Caring for your eyes is an important part of protecting your overall health. An annual comprehensive eye exam can provide important clues and early warning signs for diseases including high blood pressure, diabetes, elevated cholesterol and even life-threatening brain tumors.
Common Correctable Vision Problems
The following vision conditions may usually be corrected with a comprehensive eye exam followed by the correct prescription for glasses or contact lenses.
Myopia: Persons with myopia are nearsighted; they are capable of seeing things at “near” distances, or up very close to their eyes. They can read fine print, thread a needle, and work with tiny objects but cannot see a street sign down the road without correction.
Hyperopia: Persons with hyperopia are farsighted; they are capable of seeing things in the distance or far off. They can easily see a street sign down the road but cannot see fine print, thread a needle, or do detail work without correction.
Presbyopia: Everyone will suffer from presbyopia in their lifetime. Presbyopia makes us unable to read fine print, thread a needle, or do fine work without the aid of magnification.
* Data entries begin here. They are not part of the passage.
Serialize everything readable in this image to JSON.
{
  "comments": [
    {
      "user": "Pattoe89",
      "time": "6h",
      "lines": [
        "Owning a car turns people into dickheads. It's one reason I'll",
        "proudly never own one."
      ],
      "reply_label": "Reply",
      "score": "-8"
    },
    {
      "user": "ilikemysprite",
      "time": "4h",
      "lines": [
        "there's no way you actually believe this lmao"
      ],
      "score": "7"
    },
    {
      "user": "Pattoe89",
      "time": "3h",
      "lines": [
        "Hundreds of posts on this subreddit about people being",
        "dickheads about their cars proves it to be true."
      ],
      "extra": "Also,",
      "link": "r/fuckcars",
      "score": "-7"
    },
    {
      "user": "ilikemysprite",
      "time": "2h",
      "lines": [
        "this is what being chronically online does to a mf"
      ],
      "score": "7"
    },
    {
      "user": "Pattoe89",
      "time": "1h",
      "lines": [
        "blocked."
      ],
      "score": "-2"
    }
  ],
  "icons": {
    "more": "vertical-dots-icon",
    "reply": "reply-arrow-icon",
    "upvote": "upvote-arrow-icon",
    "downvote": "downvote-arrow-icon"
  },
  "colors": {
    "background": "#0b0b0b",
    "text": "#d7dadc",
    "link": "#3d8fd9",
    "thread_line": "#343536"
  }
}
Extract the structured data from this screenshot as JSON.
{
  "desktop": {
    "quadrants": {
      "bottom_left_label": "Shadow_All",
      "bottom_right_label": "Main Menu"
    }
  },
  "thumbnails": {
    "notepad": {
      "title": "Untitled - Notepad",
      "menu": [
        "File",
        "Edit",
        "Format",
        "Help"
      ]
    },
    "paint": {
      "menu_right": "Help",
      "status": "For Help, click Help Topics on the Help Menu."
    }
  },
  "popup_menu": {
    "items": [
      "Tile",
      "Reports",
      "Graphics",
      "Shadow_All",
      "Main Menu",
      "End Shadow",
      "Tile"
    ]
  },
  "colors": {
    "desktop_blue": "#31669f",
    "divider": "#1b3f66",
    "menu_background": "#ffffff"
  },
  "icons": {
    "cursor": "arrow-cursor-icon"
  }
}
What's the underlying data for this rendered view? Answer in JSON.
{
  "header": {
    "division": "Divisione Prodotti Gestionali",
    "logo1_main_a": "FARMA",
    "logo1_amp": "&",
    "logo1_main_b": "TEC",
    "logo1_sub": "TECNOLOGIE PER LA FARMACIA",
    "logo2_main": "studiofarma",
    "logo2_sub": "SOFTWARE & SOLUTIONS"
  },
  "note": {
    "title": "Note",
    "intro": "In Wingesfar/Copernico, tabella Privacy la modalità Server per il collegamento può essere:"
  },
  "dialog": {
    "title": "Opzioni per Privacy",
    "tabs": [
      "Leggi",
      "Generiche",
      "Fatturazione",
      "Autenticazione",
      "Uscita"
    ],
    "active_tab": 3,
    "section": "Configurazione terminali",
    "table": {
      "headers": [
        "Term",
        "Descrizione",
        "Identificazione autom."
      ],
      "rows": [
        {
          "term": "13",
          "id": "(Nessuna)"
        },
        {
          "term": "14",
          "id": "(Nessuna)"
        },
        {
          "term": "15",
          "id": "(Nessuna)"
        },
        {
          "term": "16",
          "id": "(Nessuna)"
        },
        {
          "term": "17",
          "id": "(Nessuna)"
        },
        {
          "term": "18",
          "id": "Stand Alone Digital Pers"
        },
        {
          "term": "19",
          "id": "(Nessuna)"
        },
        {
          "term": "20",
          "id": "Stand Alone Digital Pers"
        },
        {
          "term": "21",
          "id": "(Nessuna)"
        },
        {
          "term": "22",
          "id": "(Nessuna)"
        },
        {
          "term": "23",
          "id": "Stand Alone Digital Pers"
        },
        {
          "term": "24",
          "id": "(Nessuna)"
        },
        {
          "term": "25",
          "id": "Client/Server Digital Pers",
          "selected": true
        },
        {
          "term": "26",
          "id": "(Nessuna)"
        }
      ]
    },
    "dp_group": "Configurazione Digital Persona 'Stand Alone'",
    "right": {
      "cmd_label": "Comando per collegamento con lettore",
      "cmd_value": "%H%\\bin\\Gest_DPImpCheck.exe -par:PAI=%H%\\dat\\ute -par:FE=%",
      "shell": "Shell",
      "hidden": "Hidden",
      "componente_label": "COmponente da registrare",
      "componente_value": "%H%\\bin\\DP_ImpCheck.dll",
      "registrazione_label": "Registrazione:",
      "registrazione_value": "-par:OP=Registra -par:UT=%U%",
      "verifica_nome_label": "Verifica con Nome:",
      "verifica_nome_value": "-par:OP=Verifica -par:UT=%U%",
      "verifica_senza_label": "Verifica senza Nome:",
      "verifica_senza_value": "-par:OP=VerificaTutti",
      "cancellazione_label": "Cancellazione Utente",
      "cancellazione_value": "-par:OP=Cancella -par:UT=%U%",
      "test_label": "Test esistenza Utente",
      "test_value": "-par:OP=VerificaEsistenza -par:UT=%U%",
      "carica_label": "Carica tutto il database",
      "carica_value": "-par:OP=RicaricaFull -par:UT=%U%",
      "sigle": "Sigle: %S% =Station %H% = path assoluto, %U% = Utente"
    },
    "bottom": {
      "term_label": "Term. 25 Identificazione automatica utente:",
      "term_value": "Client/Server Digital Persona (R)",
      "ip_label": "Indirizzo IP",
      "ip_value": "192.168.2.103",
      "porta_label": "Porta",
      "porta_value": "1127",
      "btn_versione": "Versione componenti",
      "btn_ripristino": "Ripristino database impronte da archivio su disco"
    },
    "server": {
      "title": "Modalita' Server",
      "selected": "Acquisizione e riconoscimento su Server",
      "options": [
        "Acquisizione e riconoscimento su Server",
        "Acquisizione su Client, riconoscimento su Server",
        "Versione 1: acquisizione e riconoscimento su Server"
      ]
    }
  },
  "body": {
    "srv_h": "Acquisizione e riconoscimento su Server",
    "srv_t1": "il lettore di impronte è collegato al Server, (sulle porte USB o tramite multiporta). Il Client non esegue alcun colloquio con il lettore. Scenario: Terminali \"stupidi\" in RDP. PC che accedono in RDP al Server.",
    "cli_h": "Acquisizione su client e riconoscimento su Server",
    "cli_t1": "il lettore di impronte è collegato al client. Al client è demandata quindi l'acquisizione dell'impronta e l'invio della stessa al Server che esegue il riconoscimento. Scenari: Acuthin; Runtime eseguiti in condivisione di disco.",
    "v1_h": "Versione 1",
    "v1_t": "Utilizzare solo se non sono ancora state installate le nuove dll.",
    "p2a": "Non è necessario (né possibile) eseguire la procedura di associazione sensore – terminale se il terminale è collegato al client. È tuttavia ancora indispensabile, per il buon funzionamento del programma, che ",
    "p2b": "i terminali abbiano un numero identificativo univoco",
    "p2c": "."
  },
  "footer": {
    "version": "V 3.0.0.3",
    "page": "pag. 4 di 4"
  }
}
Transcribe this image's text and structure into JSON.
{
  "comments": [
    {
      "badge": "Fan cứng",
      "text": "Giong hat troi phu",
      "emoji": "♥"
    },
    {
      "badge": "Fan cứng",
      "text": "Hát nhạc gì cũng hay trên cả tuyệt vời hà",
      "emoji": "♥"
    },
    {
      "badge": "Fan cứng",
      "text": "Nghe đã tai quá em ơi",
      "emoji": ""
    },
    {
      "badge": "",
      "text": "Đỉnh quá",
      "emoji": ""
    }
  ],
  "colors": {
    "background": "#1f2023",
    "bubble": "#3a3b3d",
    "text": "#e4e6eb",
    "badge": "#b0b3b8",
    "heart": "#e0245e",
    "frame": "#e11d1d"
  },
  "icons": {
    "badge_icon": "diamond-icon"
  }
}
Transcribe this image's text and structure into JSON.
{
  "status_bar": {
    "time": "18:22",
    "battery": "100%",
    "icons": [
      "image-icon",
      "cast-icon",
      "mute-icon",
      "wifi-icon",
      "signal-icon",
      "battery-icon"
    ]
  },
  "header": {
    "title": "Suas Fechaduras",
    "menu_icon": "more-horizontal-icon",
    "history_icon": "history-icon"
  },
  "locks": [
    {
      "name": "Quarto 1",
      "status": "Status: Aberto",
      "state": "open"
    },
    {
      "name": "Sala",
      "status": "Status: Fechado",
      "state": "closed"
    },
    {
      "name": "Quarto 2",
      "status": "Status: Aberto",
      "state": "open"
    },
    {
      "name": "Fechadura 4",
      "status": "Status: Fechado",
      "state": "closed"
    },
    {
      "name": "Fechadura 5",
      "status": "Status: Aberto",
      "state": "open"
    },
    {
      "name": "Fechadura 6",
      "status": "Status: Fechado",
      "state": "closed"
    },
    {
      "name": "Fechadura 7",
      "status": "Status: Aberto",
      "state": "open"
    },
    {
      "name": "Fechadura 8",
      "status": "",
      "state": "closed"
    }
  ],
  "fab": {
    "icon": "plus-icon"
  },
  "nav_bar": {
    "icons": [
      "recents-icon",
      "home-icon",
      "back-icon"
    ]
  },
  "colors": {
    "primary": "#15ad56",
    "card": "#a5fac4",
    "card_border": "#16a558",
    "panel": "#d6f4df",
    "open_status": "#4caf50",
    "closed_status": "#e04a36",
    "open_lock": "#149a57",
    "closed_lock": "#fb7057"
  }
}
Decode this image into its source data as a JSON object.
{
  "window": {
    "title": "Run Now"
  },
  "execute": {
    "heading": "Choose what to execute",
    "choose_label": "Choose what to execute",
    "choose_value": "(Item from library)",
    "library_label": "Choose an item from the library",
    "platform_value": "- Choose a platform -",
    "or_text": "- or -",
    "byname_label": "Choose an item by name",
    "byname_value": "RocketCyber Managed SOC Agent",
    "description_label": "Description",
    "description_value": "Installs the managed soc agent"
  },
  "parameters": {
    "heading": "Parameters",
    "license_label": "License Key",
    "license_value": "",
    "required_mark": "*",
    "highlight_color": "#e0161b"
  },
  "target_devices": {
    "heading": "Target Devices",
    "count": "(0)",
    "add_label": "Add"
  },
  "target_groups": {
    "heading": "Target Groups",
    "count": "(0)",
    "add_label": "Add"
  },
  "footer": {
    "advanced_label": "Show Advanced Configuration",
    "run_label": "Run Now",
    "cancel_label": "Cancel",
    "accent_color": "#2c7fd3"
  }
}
The onset of presbyopia generally happens at around age forty-five.
Astigmatism: A vision condition that causes blurred vision due either to the irregular shape of the cornea, the clear front cover of the eye, or sometimes the curvature of the lens inside the eye. Astigmatism affects the way the eye processes light and results in varying degrees of blurred vision.
Treatable Eye Diseases
Cataracts are dense, cloudy areas that slowly form in the lens of the eye. They are common in older people, but can also be present at birth or caused by medications, disease, trauma, or radiation. Most cataracts can be removed through surgical procedure, and the vision partially corrected.
Glaucoma is a disease that causes a gradual degeneration of cells that make up the optic nerve which carries visual information from the eye to the brain. Left untreated, loss of side vision will occur and may eventually lead to blindness.
Diabetic Retinopathy is a secondary complication of diabetes and is caused by changes in the retina’s blood vessels. Small blood vessels swell, leak and hemorrhage into the retina, blurring vision and occasionally leading to blindness. When detected and treated in a timely fashion, significant vision loss can usually be avoided.
Pterygium is a common eye condition that affects people who spend a lot of time outdoors. People with pterygium have a growth of pink, fleshy tissue on the white of the eye. It usually forms on the side closest to the nose. Mild cases of pteryguium may be treated with drops or ointments with major cases requiring surgery.